Some traders use VWAP in the reverse way and look for a stock to drop below the VWAP line.
These traders see VWAP as a guide to value and feel that when a stock trades under VWAP then it indicates good value and should be bought.
The following strategy, therefore, goes long when price crosses below VWAP on the 5-minute chart and it sells when price crosses back above VWAP.
Since there are many algos that use VWAP to scale in trades this seems like it could be a solid trading idea so let’s test it out.
Following is an example of the trade setup:
SPY closes below VWAP on the 5-minute chart at 12:00 so we go long the next open at 12:05. We don’t exit the trade until the next morning at 09:40. We suffer an intraday drawdown but end in a decent profit.

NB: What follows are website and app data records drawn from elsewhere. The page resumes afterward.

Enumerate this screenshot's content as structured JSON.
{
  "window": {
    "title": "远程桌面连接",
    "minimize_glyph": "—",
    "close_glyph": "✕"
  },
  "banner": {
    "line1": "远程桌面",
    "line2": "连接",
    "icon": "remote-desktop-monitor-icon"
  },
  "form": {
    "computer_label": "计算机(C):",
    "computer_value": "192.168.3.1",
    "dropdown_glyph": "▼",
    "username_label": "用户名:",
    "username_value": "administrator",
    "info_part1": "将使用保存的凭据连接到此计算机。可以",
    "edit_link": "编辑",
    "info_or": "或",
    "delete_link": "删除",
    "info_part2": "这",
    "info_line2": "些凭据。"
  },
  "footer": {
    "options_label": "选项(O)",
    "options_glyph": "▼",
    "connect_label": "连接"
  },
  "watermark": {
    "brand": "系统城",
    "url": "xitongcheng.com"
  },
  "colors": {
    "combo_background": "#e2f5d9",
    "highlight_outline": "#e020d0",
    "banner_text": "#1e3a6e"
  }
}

Backtesting this strategy on SPY between 9/2012 – 1/2018 gives the following result:
- Net Profit (on $50k): $1,078.36
- CAR: 0.41%

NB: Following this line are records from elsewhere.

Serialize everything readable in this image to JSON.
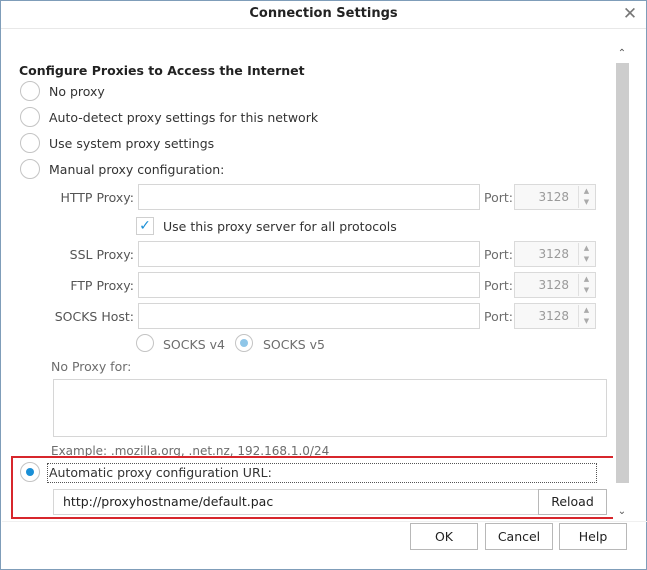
{
  "window": {
    "title": "Connection Settings",
    "close_glyph": "✕"
  },
  "section_title": "Configure Proxies to Access the Internet",
  "proxy_modes": [
    {
      "label": "No proxy",
      "checked": false
    },
    {
      "label": "Auto-detect proxy settings for this network",
      "checked": false
    },
    {
      "label": "Use system proxy settings",
      "checked": false
    },
    {
      "label": "Manual proxy configuration:",
      "checked": false
    },
    {
      "label": "Automatic proxy configuration URL:",
      "checked": true
    }
  ],
  "manual": {
    "http_label": "HTTP Proxy:",
    "ssl_label": "SSL Proxy:",
    "ftp_label": "FTP Proxy:",
    "socks_label": "SOCKS Host:",
    "port_label": "Port:",
    "http_value": "",
    "ssl_value": "",
    "ftp_value": "",
    "socks_value": "",
    "http_port": "3128",
    "ssl_port": "3128",
    "ftp_port": "3128",
    "socks_port": "3128",
    "use_for_all_label": "Use this proxy server for all protocols",
    "use_for_all_checked": true,
    "socks_v4_label": "SOCKS v4",
    "socks_v5_label": "SOCKS v5",
    "socks_version_selected": "v5"
  },
  "no_proxy": {
    "label": "No Proxy for:",
    "value": "",
    "example": "Example: .mozilla.org, .net.nz, 192.168.1.0/24"
  },
  "pac": {
    "url": "http://proxyhostname/default.pac",
    "reload_label": "Reload"
  },
  "buttons": {
    "ok": "OK",
    "cancel": "Cancel",
    "help": "Help"
  },
  "icons": {
    "close": "close-icon",
    "scroll_up": "chevron-up-icon",
    "scroll_down": "chevron-down-icon",
    "check": "checkmark-icon"
  },
  "colors": {
    "accent": "#1a8fd6",
    "highlight_border": "#d7262c"
  }
}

- MDD: -24.79%
- CAR/MDD: 0.02
- # Trades: 2599
- Win Rate: 79.57%
What is interesting about these results is that we have recorded a much higher win rate (almost 80%) yet we have a much worse result and an unattractive looking equity curve.
So far it seems that VWAP works better for momentum than for mean reversion.

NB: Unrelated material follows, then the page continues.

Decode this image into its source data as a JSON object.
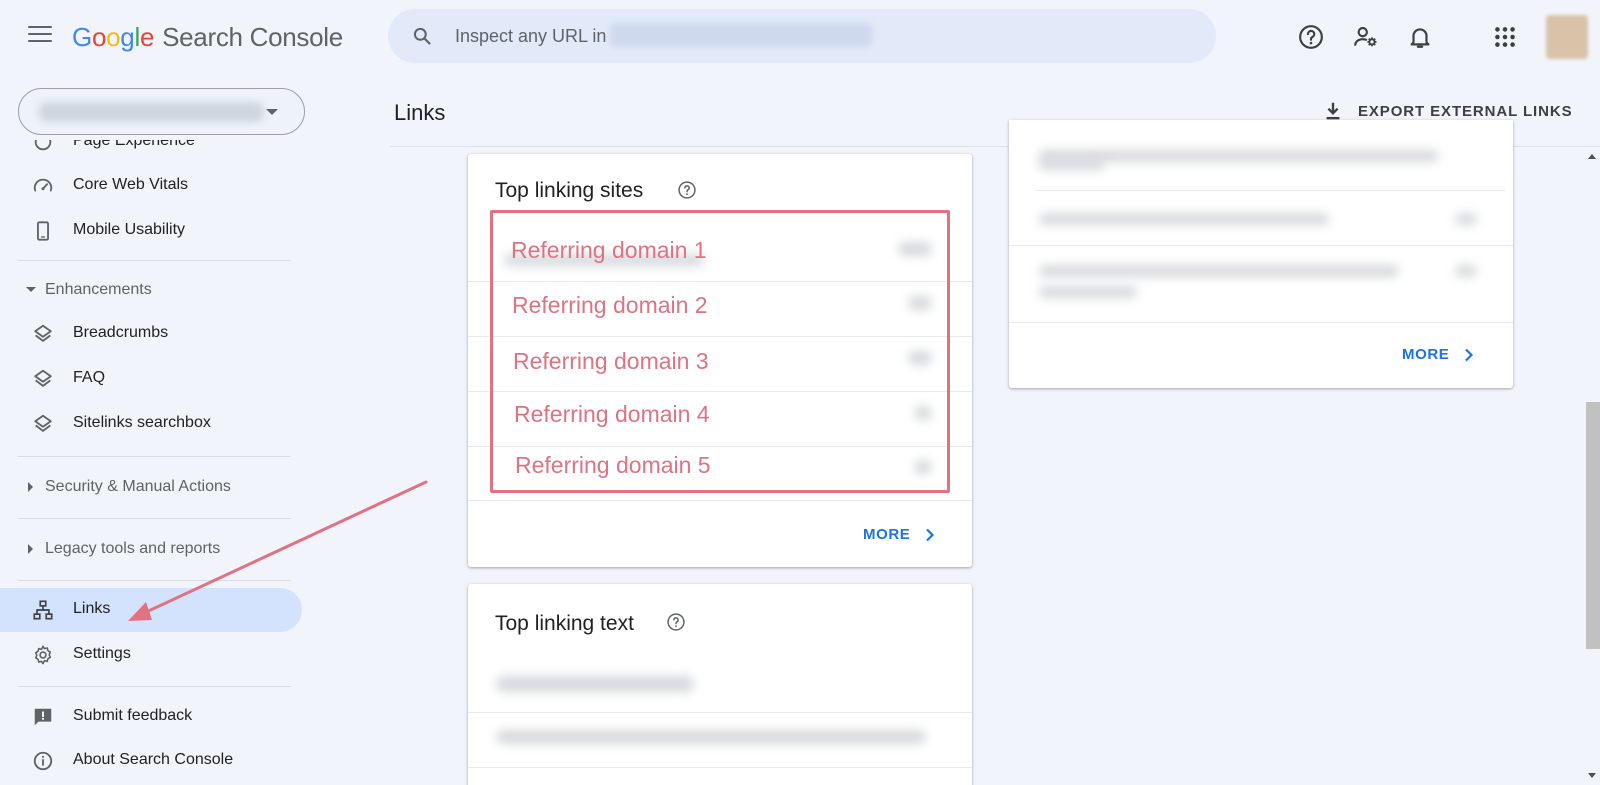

Results For 20 Nasdaq Stocks
So far we have seen some mixed results when trading SPY intraday using VWAP. How does the indicator get on when trading other tickers?
To find out, I picked 20 Nasdaq stocks at random and applied the two strategies above to each one.
This time, I extended the data period – 1/2008 – 1/2018 and I tested three different time frames; the 5-minute chart, 15-minute chart and the 2-hour chart.
Following you will find summaries of the results:
Results – Strategy 1 (Buy When Price Moves Above VWAP)
Results – Strategy 2 (Buy When Price Moves Below VWAP)
So what can we make of these results?
Well, it’s clear that VWAP is not a holy grail in this simple form but it is capable of some good results.
Using VWAP to trade momentum worked great for Amazon giving us a 20.45% annualised return on the 15-minute chart despite only a quarter of trades being winners.
It worked even better on the 2-hour chart with half of the 20 stocks showing a profit.
Conversely, using VWAP for mean reversion worked well for KRFT giving an annualised return of 33% on the 15-minute chart with minimum drawdown. But only six stocks were profitable on this timeframe.
Overall, it seems that momentum works best for VWAP and the longer 2-hour chart has the best results.
Interestingly, you will find that most intraday stock traders are looking at much lower time frames than that. The superiors results here are surely a reflection of the impact of transactions costs on shorter time frames.
So, using VWAP to trade momentum on the 2-hour chart worked best. But it must be said that none of the strategies were consistently profitable. Several of the stocks tested sustained deep losses.
VWAP is a very popular indicator among stock traders and you can understand why. It is an intuitive indicator and forms the basis of many execution strategies.
However, research online reveals that intraday stock traders disagree on the best way to use it.
This suggests that the indicator is not a holy grail and can be used in different ways depending on the market, the time frame and the trend.
Our results reveal a similar conclusion.
Using VWAP can result in strong profits but much depends on the symbol and whether the market is trending or ranging.
It’s also worth mentioning that transaction costs, as with any intraday strategy, play a large role in expected returns.
Clearly, there are many other ways to incorporate VWAP into a trading strategy. I am looking at several ideas and not found anything conclusive yet.
What this analysis does show is that it is unwise to jump into a VWAP trading strategy that you read about online until you have fully understood the dynamics and expectancy of the system (or lack of!).
Using VWAP on longer term charts works better because it reduces the impact of costs.
If you are interested in more trading strategies, system ideas and education, make sure to check out our full program at Marwood Research.
Simulations and charts from Amibroker using intraday data from DTN IQ Feed. Results include transaction costs of $0.005 per share each side.
Please remember, financial trading is risky. Mistakes and errors do occur especially with intraday data. Please read the full Disclaimer.